We had never hiked this trail before, and I was really looking forward to it, since it goes around Yellowwood Lake, one of my favorite lakes in the area. It starts out following the Jackson Creek Trail, which we had hiked before, but soon splits off. And follows the west side of the lake fairly closely. It has numerous ups and downs as it goes winding in the nooks and crannies of the shoreline, then going uphill, further inland, and back down to the lake again. It’s a great time of year to hike this trail because with the leaves off the trees, you have a great view of the lake this whole time.
We approached the end of the lake and hiked across the dam. We had picnicked here before when we hiked the High King Hill and Scarce o’Fat trails before.
We then had to cross the creek by the spillway, which was probably the most challenging part of the hike. It didn’t help that the trail, which had been well-marked to this point, was incorrectly marked here so we ended up trying to cross the creek in the wrong place. There was also a steep slope up to a sketchy stairway, and Sarah slipped on the wooden slat forming the stair, smashing her leg on a piece of rebar.
The hike on the east side of the lake is much more difficult, and it goes pretty far from the lake, so the scenery isn’t as good. The trail twists and turns, seemingly going uphill at every possible turn. It also joined up with a horse trail for a while, which was OK, but not ideal. It was still fun and the woods are beautiful in their own right, but the first half of the trail was much more to our liking.
The trail joined up with an interpretive trail for a bit and some trees were labeled, which would be educational if I could ever remember anything like that.
We noticed that for a while there were two blazes on the trees, but one of them was crossed out with red paint. It appeared someone made a mistake and put blazes for the interpretive trail on the wrong trail. This made me think of Doug and his painting blue blazes along the Superior Hiking Trail. Reading about his efforts there really make me appreciate those who paint blazes on our trails. But whoever made this mistake must have been pretty mad at themselves, both for making things more confusing to hikers and for having to go back, paint over the incorrect blazes, and paint the blazes on the right trail.

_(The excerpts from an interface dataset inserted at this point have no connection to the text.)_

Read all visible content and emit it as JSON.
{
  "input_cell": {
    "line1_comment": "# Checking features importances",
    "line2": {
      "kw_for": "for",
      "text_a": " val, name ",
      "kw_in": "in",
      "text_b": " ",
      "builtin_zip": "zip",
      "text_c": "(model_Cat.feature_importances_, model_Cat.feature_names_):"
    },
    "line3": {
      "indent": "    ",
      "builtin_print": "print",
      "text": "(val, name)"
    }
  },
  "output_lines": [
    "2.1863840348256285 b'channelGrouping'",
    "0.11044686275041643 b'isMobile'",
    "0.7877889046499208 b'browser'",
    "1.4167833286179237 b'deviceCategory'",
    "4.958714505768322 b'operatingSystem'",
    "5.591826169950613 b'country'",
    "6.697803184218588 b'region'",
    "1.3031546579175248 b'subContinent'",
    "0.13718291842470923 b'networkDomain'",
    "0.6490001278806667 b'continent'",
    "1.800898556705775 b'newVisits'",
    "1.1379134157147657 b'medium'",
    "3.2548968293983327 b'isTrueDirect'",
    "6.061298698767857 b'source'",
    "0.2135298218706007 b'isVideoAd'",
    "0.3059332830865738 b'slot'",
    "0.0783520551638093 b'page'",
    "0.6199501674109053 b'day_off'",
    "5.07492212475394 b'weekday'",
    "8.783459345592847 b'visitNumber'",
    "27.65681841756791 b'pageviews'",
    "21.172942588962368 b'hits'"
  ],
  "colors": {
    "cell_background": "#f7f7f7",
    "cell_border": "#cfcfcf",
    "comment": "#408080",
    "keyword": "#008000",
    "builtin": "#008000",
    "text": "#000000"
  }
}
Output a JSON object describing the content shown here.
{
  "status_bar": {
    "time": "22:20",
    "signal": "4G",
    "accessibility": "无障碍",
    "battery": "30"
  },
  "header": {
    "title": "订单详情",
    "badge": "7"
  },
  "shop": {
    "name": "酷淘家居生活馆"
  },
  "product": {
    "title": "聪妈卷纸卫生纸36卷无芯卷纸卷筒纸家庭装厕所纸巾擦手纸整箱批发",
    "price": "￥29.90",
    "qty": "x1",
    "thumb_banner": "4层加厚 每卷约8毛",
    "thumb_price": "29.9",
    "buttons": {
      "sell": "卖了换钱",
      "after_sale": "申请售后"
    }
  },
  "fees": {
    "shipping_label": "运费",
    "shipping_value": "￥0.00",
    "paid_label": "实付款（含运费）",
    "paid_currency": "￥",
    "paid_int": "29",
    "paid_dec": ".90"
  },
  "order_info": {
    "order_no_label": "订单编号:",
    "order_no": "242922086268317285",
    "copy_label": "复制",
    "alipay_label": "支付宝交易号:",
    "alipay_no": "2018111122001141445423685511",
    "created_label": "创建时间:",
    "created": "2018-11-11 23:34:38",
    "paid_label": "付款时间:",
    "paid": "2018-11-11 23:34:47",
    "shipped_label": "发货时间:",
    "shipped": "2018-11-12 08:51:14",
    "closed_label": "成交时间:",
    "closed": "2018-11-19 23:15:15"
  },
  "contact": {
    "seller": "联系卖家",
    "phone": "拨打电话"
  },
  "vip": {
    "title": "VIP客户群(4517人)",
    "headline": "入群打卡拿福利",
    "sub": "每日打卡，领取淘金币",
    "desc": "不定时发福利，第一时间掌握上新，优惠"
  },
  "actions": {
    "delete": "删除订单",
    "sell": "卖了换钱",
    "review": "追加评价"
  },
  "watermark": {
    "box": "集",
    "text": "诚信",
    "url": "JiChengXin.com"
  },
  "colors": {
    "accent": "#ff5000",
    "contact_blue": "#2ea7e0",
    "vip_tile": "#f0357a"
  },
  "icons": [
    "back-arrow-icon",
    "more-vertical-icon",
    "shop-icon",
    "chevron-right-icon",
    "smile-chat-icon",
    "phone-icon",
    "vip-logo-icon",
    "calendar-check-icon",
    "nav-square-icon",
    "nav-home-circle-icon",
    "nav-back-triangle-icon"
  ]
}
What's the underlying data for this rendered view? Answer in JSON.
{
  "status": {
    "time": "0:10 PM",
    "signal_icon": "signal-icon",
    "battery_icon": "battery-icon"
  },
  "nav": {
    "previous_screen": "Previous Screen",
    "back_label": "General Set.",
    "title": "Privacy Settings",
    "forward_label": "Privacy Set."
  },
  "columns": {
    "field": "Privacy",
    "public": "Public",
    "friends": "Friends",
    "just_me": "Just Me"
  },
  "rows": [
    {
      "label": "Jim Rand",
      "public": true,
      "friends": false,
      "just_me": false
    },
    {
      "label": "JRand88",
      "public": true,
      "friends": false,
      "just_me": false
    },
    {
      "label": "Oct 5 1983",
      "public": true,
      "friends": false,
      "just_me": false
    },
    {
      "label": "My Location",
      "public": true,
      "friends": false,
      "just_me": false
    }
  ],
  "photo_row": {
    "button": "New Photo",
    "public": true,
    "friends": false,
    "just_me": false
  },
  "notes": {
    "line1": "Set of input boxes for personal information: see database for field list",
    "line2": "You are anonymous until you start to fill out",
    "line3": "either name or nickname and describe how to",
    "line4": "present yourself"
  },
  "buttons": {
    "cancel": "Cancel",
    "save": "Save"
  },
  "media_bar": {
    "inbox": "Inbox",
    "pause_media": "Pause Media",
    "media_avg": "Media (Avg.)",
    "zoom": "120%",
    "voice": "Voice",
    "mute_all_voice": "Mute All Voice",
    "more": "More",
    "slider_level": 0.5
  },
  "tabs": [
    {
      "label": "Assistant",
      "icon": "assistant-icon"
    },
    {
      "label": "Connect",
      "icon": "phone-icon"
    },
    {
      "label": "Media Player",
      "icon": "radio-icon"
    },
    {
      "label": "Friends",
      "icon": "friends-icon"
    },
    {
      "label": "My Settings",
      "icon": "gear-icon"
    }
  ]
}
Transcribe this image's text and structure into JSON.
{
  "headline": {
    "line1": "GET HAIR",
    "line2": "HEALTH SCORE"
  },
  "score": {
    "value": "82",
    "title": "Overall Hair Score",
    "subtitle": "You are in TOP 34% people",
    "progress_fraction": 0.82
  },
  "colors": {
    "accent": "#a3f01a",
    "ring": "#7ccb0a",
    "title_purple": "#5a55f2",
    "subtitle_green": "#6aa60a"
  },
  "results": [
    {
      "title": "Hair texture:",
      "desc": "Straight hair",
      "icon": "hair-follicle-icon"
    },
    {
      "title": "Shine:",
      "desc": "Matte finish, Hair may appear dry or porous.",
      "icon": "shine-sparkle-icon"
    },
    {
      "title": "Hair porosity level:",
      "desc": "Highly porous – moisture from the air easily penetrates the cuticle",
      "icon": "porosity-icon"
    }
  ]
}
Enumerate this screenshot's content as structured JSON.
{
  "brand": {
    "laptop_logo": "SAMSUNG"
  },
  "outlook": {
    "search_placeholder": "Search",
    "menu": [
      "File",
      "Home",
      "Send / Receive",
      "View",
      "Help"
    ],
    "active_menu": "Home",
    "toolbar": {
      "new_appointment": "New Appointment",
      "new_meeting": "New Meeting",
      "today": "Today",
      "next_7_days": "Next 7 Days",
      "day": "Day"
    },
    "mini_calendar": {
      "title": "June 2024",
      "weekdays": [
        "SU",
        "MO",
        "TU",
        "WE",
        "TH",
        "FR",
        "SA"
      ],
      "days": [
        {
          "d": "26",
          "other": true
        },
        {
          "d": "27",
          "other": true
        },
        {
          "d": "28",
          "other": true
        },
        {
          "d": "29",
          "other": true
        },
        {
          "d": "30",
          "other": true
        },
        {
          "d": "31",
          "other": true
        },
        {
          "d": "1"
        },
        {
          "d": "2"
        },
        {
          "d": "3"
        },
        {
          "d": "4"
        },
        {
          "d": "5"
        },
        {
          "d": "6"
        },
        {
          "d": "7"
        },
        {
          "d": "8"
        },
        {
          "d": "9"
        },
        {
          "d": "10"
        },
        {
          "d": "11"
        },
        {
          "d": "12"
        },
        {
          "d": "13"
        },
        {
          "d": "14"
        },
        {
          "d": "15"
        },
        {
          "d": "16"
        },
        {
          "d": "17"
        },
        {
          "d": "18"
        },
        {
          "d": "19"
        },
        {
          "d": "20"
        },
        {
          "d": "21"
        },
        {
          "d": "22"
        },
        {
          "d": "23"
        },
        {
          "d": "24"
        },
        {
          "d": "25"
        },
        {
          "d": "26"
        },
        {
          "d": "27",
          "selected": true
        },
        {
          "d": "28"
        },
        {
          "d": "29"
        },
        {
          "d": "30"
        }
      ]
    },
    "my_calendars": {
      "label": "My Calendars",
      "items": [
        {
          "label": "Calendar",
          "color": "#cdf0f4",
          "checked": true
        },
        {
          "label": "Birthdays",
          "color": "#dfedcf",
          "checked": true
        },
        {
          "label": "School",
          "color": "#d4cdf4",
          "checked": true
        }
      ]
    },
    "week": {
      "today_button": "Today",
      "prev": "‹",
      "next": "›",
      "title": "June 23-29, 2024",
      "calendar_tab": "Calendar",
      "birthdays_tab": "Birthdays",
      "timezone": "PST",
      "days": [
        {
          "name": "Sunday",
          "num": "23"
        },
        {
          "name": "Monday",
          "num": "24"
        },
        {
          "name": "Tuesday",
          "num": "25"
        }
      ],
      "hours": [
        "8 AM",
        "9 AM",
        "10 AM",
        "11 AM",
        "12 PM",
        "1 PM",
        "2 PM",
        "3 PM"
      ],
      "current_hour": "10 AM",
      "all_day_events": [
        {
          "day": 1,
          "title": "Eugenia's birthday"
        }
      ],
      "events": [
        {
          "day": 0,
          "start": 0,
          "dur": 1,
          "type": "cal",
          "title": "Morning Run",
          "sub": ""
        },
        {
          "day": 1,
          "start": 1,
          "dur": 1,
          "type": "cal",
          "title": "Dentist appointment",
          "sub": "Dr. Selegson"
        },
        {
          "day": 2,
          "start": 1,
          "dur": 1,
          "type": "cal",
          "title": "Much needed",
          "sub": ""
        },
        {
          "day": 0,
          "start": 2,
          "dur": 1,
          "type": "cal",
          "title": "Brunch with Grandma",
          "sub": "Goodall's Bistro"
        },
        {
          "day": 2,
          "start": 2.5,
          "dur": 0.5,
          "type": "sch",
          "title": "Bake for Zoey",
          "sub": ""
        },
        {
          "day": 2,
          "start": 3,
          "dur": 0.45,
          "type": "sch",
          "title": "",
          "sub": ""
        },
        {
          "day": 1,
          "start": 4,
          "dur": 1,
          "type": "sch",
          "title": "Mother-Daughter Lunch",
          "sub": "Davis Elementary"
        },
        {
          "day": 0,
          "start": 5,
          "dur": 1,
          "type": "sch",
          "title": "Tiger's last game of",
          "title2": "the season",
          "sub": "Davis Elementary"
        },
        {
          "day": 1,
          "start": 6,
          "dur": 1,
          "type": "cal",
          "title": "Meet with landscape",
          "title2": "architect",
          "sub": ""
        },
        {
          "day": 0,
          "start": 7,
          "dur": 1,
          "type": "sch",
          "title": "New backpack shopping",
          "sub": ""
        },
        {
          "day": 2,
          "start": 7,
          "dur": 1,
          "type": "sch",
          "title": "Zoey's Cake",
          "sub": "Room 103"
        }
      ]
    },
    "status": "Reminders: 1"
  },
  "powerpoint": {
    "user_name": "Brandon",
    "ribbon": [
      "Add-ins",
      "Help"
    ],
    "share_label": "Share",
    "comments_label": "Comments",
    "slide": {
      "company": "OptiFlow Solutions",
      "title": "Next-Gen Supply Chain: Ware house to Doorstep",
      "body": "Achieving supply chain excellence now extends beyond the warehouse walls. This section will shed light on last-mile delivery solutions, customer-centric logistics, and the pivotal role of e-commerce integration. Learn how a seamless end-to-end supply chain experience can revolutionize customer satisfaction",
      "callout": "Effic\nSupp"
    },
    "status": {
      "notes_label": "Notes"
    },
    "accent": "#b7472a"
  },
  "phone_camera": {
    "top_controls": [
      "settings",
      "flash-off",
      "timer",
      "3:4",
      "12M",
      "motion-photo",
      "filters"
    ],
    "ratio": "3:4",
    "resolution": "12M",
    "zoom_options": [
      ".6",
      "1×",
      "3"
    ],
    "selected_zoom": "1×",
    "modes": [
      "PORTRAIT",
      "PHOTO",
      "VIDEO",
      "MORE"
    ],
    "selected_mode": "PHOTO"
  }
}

All in all, it was a great hike. We discussed possibly doing this trail in the opposite direction next time to finish with our favorite section and lots of great lake views.